The elemental composition of cereal and pseudocereal grain is believed to significantly affect the portions of the minerals supplied for particular human populations. Therefore, care needs to be taken to improve the availability of the essential elements and to decrease unwanted metal accumulation in edible plant parts. In the present study, we have investigated the element accumulation in the grain of wheat (Triticum aestivum L.), common buckwheat (Fagopyrum esculentum Moench), and tartary buckwheat (Fagopyrum tataricum (L.) Gaertn.), harvested from the same field under conventional grain production. Soil and grain element compositions were analysed using energy dispersive X-ray fluorescence spectrometry and total reflection X-ray fluorescence spectrometry. The wheat grain shows significantly higher (p<0.05) higher element concentrations than both of the buckwheat species tested. The contents of elements in 100 g grain were higher than the concentrations listed in the literature for wheat and buckwheat flours, which indicates significant losses of elements during milling and polishing. Concerns are raised due to the high and unwanted metal accumulation in wheat and buckwheat. The data indicate that both of these buckwheat
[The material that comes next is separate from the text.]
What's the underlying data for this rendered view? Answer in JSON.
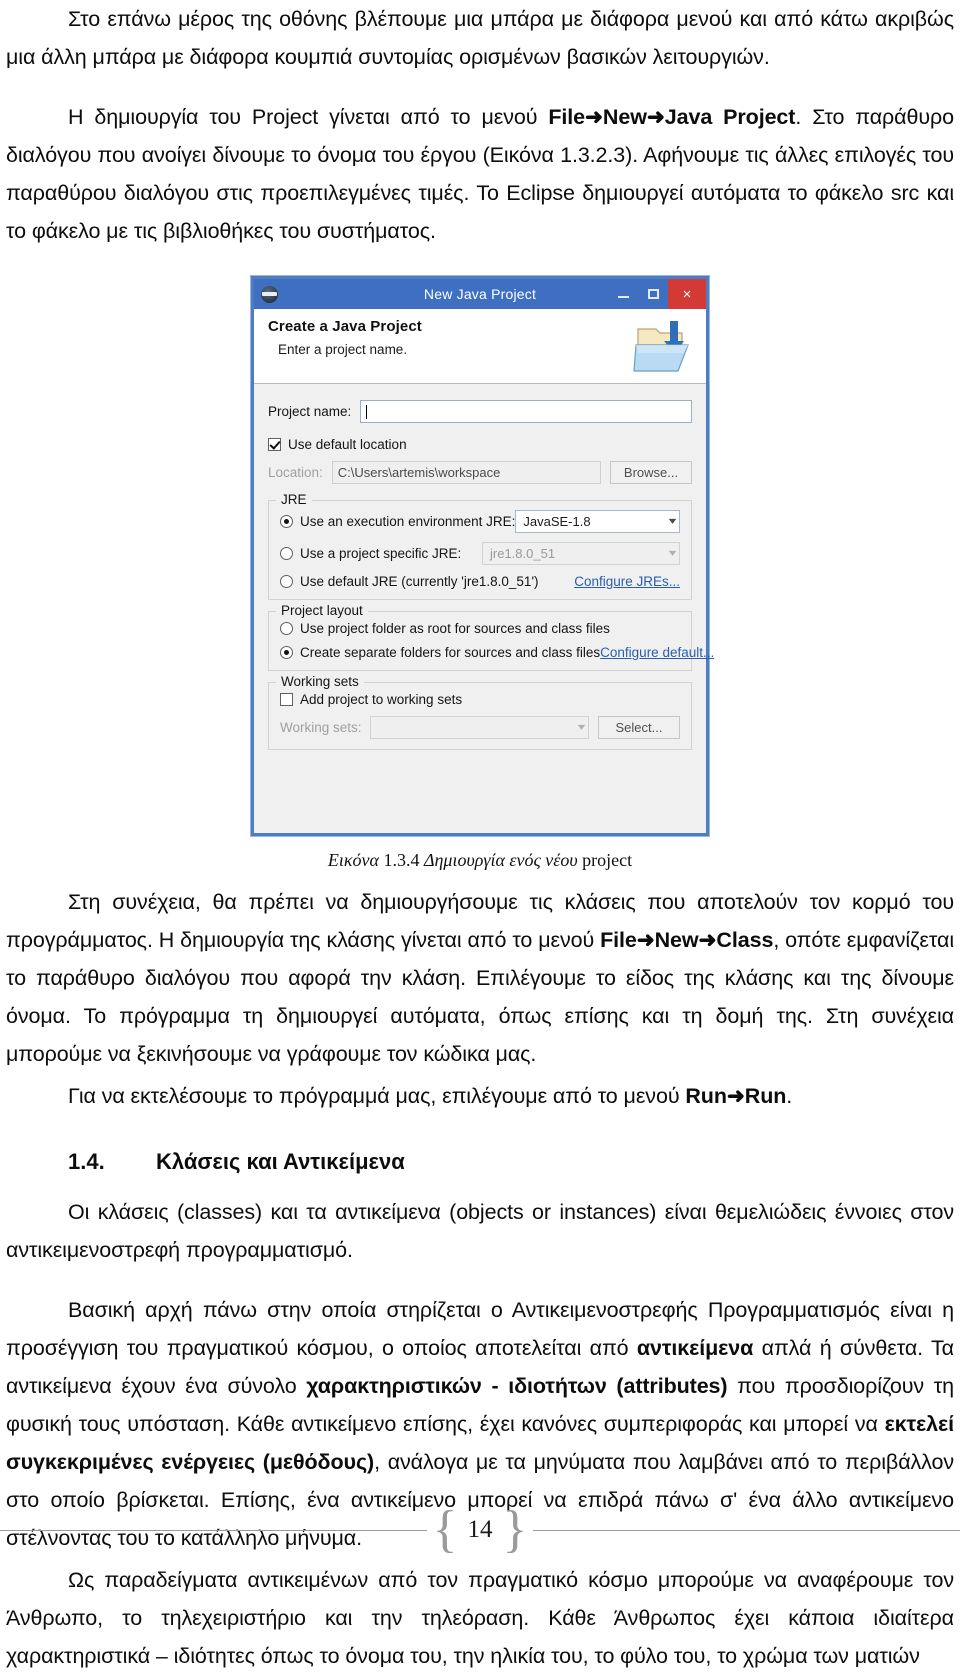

species accumulate less metal contaminants when compared to wheat.